There’s a new tool to improve the quality and useability of our public spaces and city buildings – a plain-English ‘how-to’ guide and check list for decision makers and professionals whose work affects the built environment as well as members of the public who care about the design of their local community.
Today at the fifth annual State of Australian Cities Conference being held at the University of Melbourne I launched Creating Places for People – an urban design protocol for Australian cities.
This document, along with the complementary website, is designed to help produce the attractive, high-quality sustainable places in which people will want to live, work and relax.
It sets out the common sense principles which underpin good urban design and provides sound, practical advice for avoiding the planning mistakes which too often create neighbourhoods characterised by high crime rates, poor health outcomes, social isolation, joblessness, poor housing and a lack of basic services.
We should not have to put up with badly-designed, unimaginative urban areas that do not serve their communities.
That’s why the Gillard Labor Government ended the Commonwealth’s self-imposed, decade long exile from our major cities and is again engaging with states and territories as well as local councils to bring about a much needed urban renaissance.
But building places where vibrant communities can grow and prosper is about more than providing Australians with a better quality of life. There’s also an economic imperative.
Indeed as one of the most urbanised nations on the planet, Australia’s continuing prosperity in the globalised world of the 21st century will largely depend on how successful we are at making our cities work better.
Creating Places for People builds on our earlier urban policy initiatives:
- Establishment of the Major Cities Unit.
- A commitment of $7.3 billion to modernise and extend the urban rail infrastructure in Melbourne, Adelaide, Perth, Brisbane and Sydney as well as on the Gold Coast – more than all our predecessors since Federation combined.
- Putting infrastructure planning reform on the COAG agenda with the establishment of the National Planning Taskforce.
- Requiring all state and territory governments to have strategic planning systems in place for their capital city by January 2012 as a condition of further Federal infrastructure funding.
- Publishing a regular State of the Cities Report to monitor the performance of our eighteen biggest cities over time so policy-makers can measure and assess what works and what doesn’t.
Creating Places for People is the culmination of two years of work by the Major Cities Unit within my Department in collaboration with stakeholders, academics and officials from all levels of government.
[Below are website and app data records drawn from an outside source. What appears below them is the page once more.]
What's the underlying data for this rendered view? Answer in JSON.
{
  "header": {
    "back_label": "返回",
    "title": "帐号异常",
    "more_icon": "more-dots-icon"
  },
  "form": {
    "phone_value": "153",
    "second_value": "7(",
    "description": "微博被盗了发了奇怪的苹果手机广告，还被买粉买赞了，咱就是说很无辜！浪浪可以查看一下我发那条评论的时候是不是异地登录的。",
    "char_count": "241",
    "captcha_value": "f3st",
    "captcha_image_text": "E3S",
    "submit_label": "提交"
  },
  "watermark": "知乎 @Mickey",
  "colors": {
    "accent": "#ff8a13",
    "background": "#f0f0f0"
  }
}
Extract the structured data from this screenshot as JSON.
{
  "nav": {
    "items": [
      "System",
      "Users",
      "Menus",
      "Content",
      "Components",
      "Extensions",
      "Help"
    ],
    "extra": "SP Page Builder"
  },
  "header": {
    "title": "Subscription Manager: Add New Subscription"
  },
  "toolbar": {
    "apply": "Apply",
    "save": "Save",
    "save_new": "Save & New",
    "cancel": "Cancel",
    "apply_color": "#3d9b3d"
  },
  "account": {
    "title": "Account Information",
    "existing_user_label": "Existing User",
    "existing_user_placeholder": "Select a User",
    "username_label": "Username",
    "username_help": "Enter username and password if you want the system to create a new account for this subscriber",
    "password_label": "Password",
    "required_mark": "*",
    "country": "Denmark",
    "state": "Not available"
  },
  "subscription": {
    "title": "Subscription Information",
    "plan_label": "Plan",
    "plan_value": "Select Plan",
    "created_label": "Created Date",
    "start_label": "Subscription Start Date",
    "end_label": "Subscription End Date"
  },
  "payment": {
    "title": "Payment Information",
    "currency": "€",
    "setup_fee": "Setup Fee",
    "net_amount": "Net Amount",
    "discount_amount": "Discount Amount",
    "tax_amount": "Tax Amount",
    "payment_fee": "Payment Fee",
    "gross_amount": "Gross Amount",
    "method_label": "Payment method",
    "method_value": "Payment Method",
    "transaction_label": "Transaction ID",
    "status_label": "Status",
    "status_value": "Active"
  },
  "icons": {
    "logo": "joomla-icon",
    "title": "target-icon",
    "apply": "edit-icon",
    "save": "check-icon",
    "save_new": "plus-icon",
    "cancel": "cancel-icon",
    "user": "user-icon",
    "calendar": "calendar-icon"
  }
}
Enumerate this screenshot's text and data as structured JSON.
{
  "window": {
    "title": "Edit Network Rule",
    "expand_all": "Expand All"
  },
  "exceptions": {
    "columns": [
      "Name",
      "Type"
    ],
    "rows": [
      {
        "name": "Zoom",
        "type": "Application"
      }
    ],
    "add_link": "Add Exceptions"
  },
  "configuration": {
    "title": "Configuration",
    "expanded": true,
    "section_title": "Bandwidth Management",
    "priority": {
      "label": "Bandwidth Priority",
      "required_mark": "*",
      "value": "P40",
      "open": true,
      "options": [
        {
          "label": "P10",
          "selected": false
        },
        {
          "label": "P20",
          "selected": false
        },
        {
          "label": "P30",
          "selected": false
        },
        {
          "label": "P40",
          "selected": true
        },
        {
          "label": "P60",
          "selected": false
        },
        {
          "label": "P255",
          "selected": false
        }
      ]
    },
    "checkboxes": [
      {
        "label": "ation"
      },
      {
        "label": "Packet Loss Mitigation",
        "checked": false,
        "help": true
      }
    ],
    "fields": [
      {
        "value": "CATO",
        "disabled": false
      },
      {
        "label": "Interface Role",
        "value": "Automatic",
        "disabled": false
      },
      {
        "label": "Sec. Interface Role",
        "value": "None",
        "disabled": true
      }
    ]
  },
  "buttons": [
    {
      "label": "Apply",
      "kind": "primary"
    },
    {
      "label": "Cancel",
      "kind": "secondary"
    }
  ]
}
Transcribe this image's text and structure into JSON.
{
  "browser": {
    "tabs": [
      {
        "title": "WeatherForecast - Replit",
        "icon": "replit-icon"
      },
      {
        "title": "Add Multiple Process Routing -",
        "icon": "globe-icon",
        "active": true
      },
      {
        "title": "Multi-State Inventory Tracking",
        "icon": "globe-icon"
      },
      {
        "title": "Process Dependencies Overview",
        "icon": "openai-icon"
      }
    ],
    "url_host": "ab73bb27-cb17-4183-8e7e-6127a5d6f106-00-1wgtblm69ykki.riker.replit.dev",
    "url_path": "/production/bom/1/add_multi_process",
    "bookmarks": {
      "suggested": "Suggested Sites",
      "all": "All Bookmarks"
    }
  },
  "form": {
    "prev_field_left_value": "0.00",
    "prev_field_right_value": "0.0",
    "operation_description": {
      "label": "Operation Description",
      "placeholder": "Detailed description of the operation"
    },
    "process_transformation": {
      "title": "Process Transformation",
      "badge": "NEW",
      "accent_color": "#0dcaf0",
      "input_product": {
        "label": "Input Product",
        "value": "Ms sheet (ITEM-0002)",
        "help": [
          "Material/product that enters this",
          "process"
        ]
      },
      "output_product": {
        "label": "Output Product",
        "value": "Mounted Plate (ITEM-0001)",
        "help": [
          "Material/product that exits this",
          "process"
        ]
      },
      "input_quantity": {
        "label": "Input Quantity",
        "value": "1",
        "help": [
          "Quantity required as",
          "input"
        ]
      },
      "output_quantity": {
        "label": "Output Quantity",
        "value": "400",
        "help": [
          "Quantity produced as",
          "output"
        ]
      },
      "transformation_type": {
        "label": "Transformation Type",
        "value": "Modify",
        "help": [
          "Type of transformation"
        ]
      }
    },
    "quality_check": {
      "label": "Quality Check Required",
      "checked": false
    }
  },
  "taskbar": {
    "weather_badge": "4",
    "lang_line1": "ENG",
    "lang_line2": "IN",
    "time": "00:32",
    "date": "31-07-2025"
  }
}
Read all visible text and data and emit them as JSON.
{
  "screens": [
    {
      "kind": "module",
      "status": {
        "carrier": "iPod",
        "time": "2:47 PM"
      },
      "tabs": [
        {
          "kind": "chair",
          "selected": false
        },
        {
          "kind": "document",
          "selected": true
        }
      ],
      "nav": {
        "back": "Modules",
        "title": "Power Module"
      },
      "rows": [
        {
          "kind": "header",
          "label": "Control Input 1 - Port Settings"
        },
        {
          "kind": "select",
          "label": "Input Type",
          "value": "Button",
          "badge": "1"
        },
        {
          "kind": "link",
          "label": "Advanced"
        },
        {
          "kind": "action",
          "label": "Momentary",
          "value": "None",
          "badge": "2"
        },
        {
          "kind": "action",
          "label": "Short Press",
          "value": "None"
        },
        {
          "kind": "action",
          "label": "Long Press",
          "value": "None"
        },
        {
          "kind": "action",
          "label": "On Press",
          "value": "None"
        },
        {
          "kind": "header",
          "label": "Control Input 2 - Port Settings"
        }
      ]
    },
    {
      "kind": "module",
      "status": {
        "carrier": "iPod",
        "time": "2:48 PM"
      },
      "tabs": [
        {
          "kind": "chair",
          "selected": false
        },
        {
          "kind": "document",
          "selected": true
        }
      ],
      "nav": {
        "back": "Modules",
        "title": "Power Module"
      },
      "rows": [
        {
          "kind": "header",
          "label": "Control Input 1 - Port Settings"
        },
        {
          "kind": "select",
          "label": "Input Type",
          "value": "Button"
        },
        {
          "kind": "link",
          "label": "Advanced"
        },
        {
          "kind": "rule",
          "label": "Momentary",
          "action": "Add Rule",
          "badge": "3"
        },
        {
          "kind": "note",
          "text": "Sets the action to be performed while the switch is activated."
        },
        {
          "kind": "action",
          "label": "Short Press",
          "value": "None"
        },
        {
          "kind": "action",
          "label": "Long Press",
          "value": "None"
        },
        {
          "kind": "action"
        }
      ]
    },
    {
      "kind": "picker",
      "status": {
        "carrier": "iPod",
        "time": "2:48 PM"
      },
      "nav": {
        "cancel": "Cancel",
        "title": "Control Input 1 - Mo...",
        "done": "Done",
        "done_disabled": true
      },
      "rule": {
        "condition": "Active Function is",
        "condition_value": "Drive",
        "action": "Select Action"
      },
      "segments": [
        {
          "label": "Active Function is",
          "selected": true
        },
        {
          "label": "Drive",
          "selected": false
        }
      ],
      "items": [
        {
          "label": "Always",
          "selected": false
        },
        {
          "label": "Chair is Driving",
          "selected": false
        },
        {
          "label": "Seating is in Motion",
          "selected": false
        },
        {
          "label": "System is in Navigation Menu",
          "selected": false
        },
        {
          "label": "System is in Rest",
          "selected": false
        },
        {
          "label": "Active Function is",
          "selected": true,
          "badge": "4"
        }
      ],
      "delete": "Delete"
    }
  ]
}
All up, more than 500 individuals and organisations had a say in its development.
A full copy of the document can be downloaded from: www.urbandesign.gov.au.